My friend Dicky who I met on Twitter asked me if I was planning any Welsh bakes recently. I’ve been thinking about baking Welsh cakes for a little while and asked Dicky for his favourite Welsh baking recipes. He very kindly shared with me his Bara Brith recipe. This is a wonderful fruity tea loaf that’s feels so healthy I don’t feel any guilt in eating a slice or three… I absolutely loved this bake!
I was worried that I wouldn’t be able to find self-raising wholemeal flour as I’ve never noticed it before in the local shops, but lo and behold I found it in the first place I looked. The stars had most definitely aligned to help me create this Welsh classic.

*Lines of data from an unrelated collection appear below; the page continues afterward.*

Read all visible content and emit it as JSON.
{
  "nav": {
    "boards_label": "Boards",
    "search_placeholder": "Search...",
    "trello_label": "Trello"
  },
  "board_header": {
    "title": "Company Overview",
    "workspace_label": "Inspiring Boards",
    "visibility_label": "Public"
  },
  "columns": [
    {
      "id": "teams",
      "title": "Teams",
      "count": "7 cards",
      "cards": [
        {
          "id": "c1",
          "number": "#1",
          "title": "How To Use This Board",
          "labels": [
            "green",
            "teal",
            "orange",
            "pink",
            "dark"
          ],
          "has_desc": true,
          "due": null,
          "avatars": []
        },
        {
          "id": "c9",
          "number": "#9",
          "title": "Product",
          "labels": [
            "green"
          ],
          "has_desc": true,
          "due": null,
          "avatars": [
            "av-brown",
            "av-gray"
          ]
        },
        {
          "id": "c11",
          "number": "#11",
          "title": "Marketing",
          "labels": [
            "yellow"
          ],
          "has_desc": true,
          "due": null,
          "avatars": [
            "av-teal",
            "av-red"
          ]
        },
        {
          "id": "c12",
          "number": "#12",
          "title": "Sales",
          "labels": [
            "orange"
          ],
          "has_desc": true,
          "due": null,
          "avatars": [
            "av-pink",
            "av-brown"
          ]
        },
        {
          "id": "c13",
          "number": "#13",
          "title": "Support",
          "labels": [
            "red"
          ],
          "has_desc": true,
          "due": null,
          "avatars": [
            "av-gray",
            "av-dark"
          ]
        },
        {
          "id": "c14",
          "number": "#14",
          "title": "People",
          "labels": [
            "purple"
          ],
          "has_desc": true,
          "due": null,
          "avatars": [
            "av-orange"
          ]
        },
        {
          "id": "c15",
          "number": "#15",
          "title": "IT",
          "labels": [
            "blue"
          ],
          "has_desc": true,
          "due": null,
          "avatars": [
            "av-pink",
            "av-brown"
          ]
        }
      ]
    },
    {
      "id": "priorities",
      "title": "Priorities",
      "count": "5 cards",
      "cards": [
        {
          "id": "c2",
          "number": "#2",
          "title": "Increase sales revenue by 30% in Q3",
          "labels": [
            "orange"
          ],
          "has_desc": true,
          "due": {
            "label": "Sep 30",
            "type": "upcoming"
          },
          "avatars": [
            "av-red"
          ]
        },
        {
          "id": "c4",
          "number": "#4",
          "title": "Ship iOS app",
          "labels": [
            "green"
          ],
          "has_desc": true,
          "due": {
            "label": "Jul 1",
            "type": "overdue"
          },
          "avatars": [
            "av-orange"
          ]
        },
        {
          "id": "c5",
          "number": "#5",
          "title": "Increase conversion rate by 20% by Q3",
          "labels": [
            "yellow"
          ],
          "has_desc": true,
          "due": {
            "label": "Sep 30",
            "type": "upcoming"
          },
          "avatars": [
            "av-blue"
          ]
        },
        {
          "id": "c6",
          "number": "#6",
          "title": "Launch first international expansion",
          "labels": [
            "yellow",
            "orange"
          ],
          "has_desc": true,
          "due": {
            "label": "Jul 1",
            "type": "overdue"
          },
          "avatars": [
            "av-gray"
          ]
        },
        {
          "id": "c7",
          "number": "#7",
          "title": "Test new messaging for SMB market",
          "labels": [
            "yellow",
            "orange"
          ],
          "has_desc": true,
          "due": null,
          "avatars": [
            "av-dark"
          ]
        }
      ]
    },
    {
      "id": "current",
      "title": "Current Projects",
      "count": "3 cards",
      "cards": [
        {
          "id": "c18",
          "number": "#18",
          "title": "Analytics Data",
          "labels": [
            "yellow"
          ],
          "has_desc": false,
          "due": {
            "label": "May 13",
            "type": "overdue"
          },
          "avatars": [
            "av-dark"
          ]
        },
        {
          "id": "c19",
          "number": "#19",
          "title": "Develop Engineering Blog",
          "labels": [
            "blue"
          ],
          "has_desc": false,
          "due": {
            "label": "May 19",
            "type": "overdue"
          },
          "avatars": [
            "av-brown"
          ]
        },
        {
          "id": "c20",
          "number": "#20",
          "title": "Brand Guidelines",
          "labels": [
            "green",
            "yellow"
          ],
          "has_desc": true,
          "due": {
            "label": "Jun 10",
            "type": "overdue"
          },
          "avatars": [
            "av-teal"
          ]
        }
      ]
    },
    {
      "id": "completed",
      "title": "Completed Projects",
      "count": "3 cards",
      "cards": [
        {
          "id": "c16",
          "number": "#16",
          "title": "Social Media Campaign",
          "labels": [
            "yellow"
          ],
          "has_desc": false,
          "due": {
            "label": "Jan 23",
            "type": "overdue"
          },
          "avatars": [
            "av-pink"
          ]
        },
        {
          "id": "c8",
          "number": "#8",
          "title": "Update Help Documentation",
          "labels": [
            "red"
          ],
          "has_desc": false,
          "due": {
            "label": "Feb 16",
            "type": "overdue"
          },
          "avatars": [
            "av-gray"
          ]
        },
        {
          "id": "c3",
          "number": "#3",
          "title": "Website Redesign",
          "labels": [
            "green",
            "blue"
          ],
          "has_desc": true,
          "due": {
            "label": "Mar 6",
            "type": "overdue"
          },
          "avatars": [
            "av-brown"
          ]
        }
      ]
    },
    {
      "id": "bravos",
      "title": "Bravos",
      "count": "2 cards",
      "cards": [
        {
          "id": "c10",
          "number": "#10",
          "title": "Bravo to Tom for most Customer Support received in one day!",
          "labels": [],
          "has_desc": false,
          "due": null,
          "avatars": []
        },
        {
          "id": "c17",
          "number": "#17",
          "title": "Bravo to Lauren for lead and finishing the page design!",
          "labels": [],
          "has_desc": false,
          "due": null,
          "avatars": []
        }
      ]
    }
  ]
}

I soaked my fruit in hot strong black tea overnight. I must admit I had to improvise with the dried fruit that I had in the cupboard. I used a combination of sultanas and dried pear. (And threw in a little extra for luck!)
Unfortunately my measuring jug doesn’t have a vast amount of detail on it so I also guessed a little as to how much 2 thirds of a pint of tea is. I did add a little more freshly brewed tea to the final loaf mix later on as the fruit absorbed most of it to get it to the right ‘dropping consistency’.
For an added oomph I splashed in a little lemon juice to the tea and fruit also. I was worried that I might forget to buy a lemon to add it’s zest to the batter. (However I did remember and think the lemon zest really helps to lift the flavour of the loaf.)
After soaking the fruit in tea I strained the fruit and kept the remaining tea for future use.
I added the flour, spices, sugar, and egg to the fruit and mixed it all up along with the zest of one lemon.
Then I gradually added the tea to the mix until it became a smooth and shiny fruit studded paste that drops slowly, but surely from the bowl when poured into the tin. Also known as the right dropping consistency.
I had prepared a loaf tin by thoroughly greasing and lining it with greaseproof paper.
Then all it required was some 45-55 minutes in the oven at 170 degrees C. When it is risen nicely and has turned a lovely golden brown colour, it will be firm to the touch. Then ta da! A perfect Bara Brith is born!!
Dicky recommended eating it, once it has cooled, with lashings of butter and it is wonderful with a proper cup of tea. It’s a gently spicy sponge with plump and juicy tea soaked fruit. The wholemeal flour gives it a great texture too. What more could you need!
I enjoyed it for breakfast but it would be wonderful at any time of day. I must confess we also ate it with custard and bananas for pudding one night too. Delicious!!!
Thank you so much for sharing your recipe Dicky. This will definitely be one of my staple home bakes in the future. I think I might even bake some and freeze them for future use! Also if you would like to follow Dicky on twitter I recommend that you do, he’s a lovely guy, training to be a chef and always baking something amazing. You can find his profile here.
If you have an international recipe that you would like to suggest or send my way, please let me know. You can leave me a comment below if you like. Thanks you so much for reading and all your comments are gratefully received.
Things that I used
One 2lb loaf tin
Preheated oven at 170 degrees C, 350F or Mark 4
- 10 oz (or 285g) mixed dried fruit (I added a bit more than this for luck probably around 12oz/300g)
- 2/3 pint hot tea (no milk)
- 3 oz (or 85g) soft brown sugar
- grated rind of 1 lemon
- 12 oz (or 340g) self raising wholemeal flour
- 1 teaspoon mixed spice ( I am always rather on the generous side with spices so used 1tsp ginger, 1tsp cinnamon 1tsp allspice)
- 1 large egg ( I used a medium egg as it was all that I had in and it worked well)